Lisa C. Williams: “What is your goal when you work with someone?”
Shawn LaRé Brinkley: My goal in working with people who have experienced trauma is to help them find their voice again. To find their true identity, accept themselves, and find peace in their spirit. When they do this, their life can move forward. I don’t think a person who has experienced trauma is ever completely free of the trauma because it always there.
There are always going to be triggers that can bring up the feelings from the trauma, but they learn to manage their lives, manage their emotions, manage the triggers, and with therapy, they actually have a shot at having a productive life. After therapy, some of the negative habits, self-destructive behaviors that they may have been living with dissipate. They no longer engage in those behaviors; instead, they engage in behaviors that are life-affirming. They no longer live with the limiting beliefs that they had created based on what they thought of themselves from the trauma that they experienced. I help them develop coping tools.
Lisa C. Williams: “What’s your magic in helping people deal with trauma they have experienced?”
Shawn LaRé Brinkley: I think my magic is my personality because I’m warm and quirky. I also believe it’s because I am a trauma survivor myself.
When I was 25 years old, teaching dance to children and teaching aerobics to adults, I took a taxi to work, and as I was getting out, he took off—he dragged me two and a half feet in the taxi wheel and ran over the calf of my right leg. I was in traction for 30 days in the hospital, a wheelchair following that, and then crutches. I gained 100 pounds in about a year and a half. I went from being physically fit, active, a beauty queen, to being a hundred pounds heavier. The taxi driver was angry with me because, I didn’t tip him. He must have thought that I was a tourist or something because he took all kinds of crazy routes to get to my job. I had a big bag full of albums and costumes in it. As I got ready to get out, He said, “Nigga, Nigga, Nigga! No tip! Niggas in this neighborhood, all the time, no tip!” And I was like, “Okay, he’s crazy.” So, I stepped out of the cab, but while trying to get all of my bags, he took off.
Thankfully, some guys saw this happening, and they went chasing after the cab, beating on the car until the driver stopped. I was told this because I was unconscious. Then, next thing, I was in an ambulance and taken to the hospital.
Lisa C. Williams: “So, from that experience, how do you think your traumatic experience helps you in your counseling?”
Shawn LaRé Brinkley: Ironically, I had two other accidents, neither of which I was at fault, and one of which was another taxi situation. I was hit by a truck, as well as I was a passenger in a taxi that got hit from behind by a truck. I believe because, I get it, I can understand. I’m not talking about something that I don’t know. Now, thankfully, I’ve never had physical or sexual trauma, but I can imagine, if I felt violated in my experiences, the pain of that kind of abuse has to be even more devastating.
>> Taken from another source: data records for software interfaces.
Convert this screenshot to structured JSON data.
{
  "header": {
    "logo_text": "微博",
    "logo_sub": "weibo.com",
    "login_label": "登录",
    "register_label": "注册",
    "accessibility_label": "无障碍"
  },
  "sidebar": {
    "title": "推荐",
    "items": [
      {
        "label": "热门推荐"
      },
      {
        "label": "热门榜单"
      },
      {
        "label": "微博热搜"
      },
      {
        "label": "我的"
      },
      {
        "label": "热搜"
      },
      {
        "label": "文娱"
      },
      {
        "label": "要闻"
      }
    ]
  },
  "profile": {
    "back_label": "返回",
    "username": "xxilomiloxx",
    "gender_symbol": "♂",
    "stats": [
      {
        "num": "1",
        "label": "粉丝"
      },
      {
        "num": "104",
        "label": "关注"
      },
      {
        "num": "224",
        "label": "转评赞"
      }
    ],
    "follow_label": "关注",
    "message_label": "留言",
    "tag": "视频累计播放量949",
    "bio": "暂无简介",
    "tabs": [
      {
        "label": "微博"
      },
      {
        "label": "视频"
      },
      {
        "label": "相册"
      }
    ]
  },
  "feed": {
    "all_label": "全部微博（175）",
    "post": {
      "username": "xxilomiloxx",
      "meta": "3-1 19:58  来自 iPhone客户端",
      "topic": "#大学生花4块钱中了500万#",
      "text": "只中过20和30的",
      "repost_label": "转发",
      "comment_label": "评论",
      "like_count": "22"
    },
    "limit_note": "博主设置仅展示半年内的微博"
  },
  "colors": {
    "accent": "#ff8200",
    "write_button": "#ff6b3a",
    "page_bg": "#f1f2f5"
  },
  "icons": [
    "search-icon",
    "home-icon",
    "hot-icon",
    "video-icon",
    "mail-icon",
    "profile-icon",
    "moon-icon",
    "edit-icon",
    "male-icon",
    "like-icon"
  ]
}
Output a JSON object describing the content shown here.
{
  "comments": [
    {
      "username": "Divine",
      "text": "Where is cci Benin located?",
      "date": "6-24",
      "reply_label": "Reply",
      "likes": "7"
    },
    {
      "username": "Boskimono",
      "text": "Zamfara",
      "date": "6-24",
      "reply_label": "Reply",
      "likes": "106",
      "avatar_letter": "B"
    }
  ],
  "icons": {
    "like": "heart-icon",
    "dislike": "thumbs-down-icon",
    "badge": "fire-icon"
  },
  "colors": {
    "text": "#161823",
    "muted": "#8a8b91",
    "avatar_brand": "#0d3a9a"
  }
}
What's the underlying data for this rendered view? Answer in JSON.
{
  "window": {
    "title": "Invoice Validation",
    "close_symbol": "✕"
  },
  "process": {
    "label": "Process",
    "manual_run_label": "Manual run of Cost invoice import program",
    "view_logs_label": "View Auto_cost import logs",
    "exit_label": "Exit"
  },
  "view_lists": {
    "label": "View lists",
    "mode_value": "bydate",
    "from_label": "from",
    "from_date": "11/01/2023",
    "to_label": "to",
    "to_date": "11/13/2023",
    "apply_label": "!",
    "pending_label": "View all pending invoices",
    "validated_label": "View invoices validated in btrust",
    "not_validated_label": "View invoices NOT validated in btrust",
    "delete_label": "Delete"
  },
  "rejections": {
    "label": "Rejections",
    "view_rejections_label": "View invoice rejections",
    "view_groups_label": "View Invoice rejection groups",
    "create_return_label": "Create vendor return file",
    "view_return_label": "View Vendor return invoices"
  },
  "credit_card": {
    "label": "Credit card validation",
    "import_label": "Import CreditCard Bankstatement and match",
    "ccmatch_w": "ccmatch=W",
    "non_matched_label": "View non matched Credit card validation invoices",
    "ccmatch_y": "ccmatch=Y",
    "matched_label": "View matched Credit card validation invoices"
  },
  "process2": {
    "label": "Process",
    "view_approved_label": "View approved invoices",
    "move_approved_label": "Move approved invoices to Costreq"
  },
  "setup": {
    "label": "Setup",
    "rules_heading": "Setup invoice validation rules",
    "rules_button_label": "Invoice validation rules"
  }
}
I don’t think your body always necessarily distinguishes the kind of trauma. I think there are things that are unique to a sexual trauma. Even though my traumatic experience wasn’t childhood abuse, physical abuse, or any of the other types, the empathy from my own experience allows me to work with people who have experienced their brand of trauma. With regard to working with children, it’s my love for children, my feeling of protection for children, that allows me to work with them. My understanding and experience of trauma helps me to understand what it is to feel hopeless. When you have experienced trauma, you feel like your body is not yours … I know because when I was 100 pounds heavier, I was living in somebody else’s body. I was a chubby girl living in a dancer’s body.
Lisa C. Williams: “What questions do people usually ask you about working with a therapist?”
Shawn LaRé Brinkley: People have a misconception of who a marriage family therapist is; so I often have to explain that we work with individuals as well as couples, families, and children. Our education includes how to diagnose and treat mental illness. Some questions I frequently get include, how I work, my process, my experience, etc. I have also even been asked how, as an African American woman, I can help a white woman. For that question, I explain that I am a woman, period, and the black woman part is just a bonus; because I can understand from varied perspectives her feelings of oppression as a woman, should that be her experience; as well as the parts of being a woman that are to be celebrated, should she need help with learning to do that. I find humor goes a long way to offset some of the awkward questions that might come up in a therapeutic setting. (Shawn LaRé, please finish this answer with something positive welcoming anyone to contact you.)
To learn more about Shawn LaRé Brinkley, please visit www.livinglovedhealing.org.